Records for the task Block Start
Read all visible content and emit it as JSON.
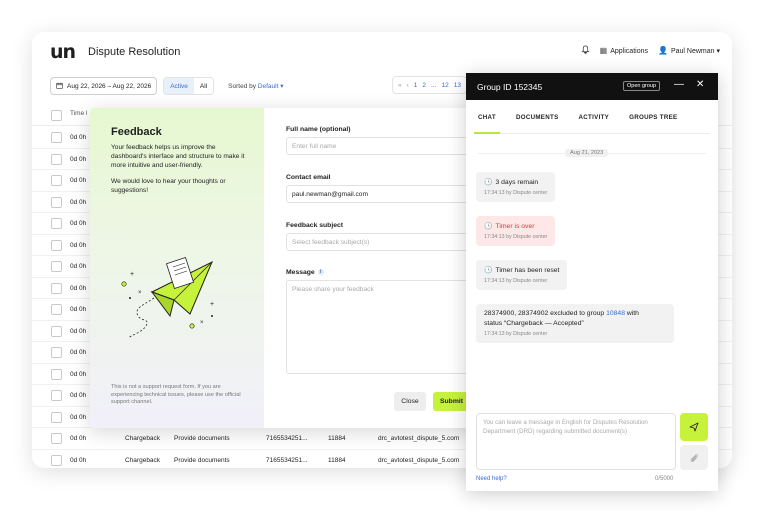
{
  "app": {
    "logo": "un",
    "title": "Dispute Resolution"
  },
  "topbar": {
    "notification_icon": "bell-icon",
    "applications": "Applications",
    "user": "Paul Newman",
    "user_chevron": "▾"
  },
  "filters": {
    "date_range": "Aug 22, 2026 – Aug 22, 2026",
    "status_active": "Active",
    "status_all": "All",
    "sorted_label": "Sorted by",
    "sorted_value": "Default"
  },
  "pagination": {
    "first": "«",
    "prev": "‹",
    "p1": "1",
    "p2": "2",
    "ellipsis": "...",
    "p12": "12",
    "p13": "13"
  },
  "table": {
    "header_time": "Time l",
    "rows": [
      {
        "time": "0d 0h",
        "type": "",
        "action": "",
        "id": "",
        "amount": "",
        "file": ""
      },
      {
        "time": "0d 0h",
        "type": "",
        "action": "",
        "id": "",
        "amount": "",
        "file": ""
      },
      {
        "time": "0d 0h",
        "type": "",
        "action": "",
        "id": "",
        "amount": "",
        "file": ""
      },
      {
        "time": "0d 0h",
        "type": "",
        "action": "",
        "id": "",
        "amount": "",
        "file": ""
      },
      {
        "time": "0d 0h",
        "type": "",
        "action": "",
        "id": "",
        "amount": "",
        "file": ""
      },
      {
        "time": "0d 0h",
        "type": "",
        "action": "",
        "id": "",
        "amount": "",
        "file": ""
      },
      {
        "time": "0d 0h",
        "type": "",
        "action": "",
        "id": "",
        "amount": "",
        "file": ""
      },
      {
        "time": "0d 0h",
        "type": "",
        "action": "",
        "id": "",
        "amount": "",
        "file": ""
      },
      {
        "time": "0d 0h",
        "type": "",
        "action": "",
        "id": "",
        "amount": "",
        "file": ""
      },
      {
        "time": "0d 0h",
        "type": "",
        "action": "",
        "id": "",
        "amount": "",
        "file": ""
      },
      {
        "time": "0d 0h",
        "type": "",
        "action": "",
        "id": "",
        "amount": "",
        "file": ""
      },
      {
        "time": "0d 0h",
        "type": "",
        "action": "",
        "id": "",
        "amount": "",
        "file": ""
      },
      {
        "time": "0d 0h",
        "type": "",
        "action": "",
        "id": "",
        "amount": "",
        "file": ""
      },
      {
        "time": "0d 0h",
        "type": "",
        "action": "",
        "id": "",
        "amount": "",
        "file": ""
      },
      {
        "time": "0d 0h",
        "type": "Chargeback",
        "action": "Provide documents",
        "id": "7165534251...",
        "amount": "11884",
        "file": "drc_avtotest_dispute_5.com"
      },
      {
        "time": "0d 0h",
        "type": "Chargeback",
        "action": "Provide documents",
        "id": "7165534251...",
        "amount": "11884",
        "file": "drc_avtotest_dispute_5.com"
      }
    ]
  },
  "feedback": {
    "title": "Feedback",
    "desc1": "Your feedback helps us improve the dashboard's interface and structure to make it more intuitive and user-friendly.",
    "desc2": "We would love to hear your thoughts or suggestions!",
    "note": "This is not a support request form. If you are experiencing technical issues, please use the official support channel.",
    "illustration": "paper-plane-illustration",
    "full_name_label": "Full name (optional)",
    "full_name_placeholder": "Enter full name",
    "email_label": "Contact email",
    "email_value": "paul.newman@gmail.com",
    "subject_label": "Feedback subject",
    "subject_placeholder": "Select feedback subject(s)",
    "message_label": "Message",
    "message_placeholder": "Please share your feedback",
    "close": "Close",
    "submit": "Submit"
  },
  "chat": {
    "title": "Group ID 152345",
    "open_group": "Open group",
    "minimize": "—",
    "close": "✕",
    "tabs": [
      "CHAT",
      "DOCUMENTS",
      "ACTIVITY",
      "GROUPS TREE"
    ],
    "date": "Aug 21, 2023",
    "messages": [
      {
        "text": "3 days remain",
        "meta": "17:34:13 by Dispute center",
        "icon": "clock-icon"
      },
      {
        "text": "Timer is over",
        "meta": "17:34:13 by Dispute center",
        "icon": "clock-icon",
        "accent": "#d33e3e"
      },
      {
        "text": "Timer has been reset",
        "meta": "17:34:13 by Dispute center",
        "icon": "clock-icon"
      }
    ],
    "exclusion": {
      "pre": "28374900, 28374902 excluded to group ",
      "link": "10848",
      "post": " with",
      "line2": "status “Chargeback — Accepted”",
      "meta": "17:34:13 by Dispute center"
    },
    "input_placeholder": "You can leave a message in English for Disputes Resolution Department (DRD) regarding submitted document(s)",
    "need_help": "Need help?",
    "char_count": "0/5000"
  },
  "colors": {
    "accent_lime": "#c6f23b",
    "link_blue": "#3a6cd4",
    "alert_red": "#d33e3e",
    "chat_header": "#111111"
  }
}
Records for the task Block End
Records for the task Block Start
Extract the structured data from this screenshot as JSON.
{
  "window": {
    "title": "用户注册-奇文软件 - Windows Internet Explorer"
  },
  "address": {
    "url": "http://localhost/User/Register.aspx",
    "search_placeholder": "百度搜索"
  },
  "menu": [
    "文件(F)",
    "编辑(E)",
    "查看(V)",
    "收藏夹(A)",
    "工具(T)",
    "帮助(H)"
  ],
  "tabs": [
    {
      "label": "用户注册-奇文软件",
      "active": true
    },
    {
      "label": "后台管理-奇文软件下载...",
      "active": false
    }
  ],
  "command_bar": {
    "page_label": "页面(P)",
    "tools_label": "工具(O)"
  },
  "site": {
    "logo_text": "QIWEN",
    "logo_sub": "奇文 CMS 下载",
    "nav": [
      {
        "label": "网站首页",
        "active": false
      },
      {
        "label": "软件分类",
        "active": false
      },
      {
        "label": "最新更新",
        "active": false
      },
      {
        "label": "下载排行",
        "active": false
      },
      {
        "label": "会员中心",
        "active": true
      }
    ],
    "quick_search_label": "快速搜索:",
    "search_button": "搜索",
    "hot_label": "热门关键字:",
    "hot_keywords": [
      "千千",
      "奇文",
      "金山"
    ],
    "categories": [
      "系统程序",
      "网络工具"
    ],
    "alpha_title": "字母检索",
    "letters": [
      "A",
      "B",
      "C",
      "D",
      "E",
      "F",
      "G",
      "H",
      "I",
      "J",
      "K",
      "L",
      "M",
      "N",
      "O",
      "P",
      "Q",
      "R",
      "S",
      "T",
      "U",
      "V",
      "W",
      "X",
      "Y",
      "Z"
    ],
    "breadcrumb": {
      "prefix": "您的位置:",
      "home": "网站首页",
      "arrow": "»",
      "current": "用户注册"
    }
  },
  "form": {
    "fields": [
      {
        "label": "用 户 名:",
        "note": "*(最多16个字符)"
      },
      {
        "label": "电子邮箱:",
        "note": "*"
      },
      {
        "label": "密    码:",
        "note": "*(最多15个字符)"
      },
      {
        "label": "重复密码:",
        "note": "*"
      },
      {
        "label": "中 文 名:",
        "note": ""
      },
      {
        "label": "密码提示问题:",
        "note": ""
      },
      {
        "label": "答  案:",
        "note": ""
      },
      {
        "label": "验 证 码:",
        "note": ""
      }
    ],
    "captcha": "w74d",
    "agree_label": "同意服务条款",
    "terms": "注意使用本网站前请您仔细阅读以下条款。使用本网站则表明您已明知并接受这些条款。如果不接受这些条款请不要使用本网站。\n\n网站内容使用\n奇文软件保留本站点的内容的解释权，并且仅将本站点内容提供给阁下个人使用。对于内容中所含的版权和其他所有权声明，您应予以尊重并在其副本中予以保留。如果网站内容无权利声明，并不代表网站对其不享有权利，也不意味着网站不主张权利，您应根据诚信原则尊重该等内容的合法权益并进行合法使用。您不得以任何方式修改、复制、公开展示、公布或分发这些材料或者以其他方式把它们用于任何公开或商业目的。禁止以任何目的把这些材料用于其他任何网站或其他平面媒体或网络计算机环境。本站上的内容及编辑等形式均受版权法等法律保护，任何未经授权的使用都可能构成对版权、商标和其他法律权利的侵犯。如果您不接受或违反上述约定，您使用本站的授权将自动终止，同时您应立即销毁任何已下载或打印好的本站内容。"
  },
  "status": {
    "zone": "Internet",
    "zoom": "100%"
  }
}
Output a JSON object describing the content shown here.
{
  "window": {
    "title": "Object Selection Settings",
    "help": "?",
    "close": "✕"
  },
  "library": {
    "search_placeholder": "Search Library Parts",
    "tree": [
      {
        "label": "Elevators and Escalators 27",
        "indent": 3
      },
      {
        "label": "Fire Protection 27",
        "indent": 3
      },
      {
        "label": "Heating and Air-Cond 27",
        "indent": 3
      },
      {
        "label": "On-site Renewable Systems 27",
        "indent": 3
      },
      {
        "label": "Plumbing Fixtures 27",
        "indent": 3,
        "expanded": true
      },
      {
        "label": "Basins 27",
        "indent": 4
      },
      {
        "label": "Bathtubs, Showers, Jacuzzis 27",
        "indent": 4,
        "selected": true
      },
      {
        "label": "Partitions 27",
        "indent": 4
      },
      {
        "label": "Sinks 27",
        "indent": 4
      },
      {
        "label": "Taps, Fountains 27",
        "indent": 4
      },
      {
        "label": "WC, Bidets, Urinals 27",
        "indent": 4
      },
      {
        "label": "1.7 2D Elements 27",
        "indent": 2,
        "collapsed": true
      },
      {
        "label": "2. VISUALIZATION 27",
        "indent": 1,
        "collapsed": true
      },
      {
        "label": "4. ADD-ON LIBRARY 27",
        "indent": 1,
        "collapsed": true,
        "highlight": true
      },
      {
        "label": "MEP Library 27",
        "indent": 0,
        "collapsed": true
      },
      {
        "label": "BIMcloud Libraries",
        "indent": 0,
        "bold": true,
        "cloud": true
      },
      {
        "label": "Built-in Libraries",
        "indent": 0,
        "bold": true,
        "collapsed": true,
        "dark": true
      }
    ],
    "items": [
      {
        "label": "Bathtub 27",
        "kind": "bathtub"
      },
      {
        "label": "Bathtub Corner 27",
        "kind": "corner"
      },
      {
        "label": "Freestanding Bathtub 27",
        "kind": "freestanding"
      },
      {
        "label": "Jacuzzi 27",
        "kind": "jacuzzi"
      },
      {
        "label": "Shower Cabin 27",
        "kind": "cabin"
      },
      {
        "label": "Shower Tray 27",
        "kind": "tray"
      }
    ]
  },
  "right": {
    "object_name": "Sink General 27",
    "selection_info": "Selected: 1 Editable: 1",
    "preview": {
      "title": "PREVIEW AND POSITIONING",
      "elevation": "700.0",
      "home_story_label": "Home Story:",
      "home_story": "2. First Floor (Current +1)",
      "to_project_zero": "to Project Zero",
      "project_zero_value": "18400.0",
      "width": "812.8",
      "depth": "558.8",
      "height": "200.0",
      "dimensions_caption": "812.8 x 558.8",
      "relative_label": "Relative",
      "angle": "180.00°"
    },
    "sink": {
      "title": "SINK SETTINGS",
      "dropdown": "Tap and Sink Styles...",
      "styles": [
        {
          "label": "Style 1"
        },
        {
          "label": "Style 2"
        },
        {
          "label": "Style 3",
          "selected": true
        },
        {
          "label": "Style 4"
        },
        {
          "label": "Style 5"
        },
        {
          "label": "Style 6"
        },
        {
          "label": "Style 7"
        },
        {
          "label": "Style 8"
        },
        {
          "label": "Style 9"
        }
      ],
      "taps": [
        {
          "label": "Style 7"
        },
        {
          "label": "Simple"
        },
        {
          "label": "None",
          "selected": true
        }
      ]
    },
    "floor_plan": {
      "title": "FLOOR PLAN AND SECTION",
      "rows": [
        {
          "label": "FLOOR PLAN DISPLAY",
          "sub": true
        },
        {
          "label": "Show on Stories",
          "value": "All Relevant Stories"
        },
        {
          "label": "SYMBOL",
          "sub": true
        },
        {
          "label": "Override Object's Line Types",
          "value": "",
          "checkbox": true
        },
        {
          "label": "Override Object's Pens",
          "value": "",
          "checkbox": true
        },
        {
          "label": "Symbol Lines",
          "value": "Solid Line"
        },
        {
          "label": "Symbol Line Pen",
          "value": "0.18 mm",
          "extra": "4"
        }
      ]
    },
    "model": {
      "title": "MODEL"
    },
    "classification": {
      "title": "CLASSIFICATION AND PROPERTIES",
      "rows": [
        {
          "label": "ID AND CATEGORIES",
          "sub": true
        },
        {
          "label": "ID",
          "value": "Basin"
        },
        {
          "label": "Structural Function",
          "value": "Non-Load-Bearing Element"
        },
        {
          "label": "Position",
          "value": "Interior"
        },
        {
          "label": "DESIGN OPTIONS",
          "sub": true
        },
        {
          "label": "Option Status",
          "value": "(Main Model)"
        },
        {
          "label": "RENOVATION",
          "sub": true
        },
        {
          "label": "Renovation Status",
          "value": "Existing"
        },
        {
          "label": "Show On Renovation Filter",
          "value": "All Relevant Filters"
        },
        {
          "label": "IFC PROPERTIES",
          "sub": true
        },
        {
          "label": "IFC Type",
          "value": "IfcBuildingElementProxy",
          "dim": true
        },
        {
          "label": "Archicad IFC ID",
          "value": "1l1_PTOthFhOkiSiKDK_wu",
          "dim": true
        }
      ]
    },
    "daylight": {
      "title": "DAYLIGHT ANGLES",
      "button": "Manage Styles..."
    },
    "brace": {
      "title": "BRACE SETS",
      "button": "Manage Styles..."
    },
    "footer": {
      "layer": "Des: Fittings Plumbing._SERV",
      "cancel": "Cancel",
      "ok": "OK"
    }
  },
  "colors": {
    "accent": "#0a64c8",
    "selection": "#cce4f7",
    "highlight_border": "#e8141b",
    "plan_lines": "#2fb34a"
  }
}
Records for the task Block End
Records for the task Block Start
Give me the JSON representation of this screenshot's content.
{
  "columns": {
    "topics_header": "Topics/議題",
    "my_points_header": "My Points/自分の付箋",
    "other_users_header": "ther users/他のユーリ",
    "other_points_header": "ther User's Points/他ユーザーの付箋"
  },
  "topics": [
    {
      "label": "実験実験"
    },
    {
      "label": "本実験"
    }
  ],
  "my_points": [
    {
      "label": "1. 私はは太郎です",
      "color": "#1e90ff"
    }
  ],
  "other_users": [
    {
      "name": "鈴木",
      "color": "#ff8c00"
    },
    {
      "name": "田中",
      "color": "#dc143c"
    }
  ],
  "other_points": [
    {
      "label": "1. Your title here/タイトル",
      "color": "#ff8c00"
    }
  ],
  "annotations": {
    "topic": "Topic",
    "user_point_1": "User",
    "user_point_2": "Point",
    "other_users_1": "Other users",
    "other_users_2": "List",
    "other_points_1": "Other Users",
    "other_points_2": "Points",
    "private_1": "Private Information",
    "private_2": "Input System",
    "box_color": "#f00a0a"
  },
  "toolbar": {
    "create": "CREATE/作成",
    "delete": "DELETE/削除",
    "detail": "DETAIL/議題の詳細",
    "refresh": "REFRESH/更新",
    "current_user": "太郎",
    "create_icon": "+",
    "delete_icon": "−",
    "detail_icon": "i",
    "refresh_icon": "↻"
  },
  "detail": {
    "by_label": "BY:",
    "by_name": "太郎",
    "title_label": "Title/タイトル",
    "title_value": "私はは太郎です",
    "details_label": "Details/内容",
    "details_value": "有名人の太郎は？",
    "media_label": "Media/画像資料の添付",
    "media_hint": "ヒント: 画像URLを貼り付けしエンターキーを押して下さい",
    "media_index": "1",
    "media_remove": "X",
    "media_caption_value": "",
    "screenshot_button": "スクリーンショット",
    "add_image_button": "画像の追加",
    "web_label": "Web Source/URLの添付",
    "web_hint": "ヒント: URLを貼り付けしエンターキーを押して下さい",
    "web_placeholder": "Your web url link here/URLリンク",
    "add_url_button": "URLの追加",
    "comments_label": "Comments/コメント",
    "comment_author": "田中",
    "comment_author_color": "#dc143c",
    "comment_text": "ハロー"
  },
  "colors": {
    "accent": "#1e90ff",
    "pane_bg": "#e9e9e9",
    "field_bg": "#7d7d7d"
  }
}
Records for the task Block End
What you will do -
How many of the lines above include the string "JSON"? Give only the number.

Output -
4